Encourage them to tell you if they feel threatened by someone or uncomfortable because of something online.
Employers, college admissions officers, coaches, teachers, and the police may view your child's posts.
Even if you delete the information from a site, you have little control over older versions that may exist on other people's computers and may circulate online.
Talk to your kids about the importance of these settings, and your expectations for who should be allowed to view their profile.
Set high privacy preferences on your kids' chat and video chat accounts, as well.
Social networking sites, chat rooms, virtual worlds, and blogs are how teens and tweens socialize online; it's important to help your child learn how to navigate these spaces safely.
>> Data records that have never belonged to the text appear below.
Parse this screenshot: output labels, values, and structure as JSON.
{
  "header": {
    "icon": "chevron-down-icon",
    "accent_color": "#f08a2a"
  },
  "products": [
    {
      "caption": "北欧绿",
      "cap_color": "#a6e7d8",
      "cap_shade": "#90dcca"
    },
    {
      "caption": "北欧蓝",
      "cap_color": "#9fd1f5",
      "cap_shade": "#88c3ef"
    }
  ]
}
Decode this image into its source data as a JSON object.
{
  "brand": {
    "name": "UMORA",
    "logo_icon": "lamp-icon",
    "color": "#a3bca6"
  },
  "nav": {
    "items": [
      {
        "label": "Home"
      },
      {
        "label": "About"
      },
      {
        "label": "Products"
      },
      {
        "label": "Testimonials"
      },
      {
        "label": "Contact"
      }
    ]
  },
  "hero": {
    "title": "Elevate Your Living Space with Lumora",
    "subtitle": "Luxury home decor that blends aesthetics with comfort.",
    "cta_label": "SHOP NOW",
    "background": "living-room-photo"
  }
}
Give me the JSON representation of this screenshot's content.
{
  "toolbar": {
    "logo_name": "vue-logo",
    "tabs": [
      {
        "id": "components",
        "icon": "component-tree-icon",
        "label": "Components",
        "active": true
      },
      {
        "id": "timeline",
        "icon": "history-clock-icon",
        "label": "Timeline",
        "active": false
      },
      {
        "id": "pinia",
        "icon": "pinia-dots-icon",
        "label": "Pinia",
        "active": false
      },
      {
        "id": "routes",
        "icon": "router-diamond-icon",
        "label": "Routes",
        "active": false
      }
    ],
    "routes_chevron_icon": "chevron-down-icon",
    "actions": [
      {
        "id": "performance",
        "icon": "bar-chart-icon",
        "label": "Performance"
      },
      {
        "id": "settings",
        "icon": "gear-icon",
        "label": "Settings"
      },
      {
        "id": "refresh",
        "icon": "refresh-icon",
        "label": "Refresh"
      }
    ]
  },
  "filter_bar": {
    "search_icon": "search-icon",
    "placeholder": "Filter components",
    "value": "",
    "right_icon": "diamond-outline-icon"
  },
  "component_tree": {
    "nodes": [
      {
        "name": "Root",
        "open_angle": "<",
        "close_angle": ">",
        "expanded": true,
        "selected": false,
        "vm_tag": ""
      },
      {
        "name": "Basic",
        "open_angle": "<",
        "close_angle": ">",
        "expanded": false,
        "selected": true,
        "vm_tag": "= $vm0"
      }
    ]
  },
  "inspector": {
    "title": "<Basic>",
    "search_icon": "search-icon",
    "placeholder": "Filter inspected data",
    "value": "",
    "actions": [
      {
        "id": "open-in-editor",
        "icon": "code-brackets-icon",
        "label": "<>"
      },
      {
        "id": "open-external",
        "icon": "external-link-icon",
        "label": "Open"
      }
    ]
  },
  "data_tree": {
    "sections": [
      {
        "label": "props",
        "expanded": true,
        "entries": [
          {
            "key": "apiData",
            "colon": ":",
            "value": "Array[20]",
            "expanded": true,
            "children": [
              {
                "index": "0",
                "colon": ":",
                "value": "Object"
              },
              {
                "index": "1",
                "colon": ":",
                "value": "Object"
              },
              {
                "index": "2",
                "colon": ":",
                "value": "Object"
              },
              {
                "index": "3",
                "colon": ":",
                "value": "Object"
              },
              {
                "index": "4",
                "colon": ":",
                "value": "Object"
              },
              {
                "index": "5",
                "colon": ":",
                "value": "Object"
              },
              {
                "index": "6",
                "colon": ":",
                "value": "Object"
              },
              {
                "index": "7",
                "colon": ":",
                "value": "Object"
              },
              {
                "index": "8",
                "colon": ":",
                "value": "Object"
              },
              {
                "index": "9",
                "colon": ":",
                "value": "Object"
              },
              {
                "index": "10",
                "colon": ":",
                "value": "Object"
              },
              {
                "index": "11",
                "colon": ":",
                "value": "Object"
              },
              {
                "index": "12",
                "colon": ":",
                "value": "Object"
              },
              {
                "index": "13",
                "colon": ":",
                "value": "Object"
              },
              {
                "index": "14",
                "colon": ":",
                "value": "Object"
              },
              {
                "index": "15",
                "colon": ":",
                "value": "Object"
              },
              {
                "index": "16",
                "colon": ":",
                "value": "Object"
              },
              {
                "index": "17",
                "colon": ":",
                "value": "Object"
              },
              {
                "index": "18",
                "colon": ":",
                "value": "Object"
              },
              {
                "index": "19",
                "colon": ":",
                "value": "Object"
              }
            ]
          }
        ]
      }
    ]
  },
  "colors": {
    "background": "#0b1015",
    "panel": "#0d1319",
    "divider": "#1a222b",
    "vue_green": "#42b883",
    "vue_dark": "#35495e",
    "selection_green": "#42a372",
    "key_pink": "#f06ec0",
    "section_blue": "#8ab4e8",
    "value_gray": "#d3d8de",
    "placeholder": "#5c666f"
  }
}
Some chat and email accounts allow parents to determine who can send messages to their kids, and block anyone not on the list.Get to know the social networking sites your kids use so you understand their activities.If you're concerned about risky online behavior, you may want to search the social sites they use to see what information they're posting. Try searching by their name, nickname, school, hobbies, grade, or community.Information like their Social Security number, street address, phone number, and family financial information — say, bank account or credit card numbers — is private and should stay that way.Research shows that teens who don't talk about sex with strangers online are less likely to come in contact with predators.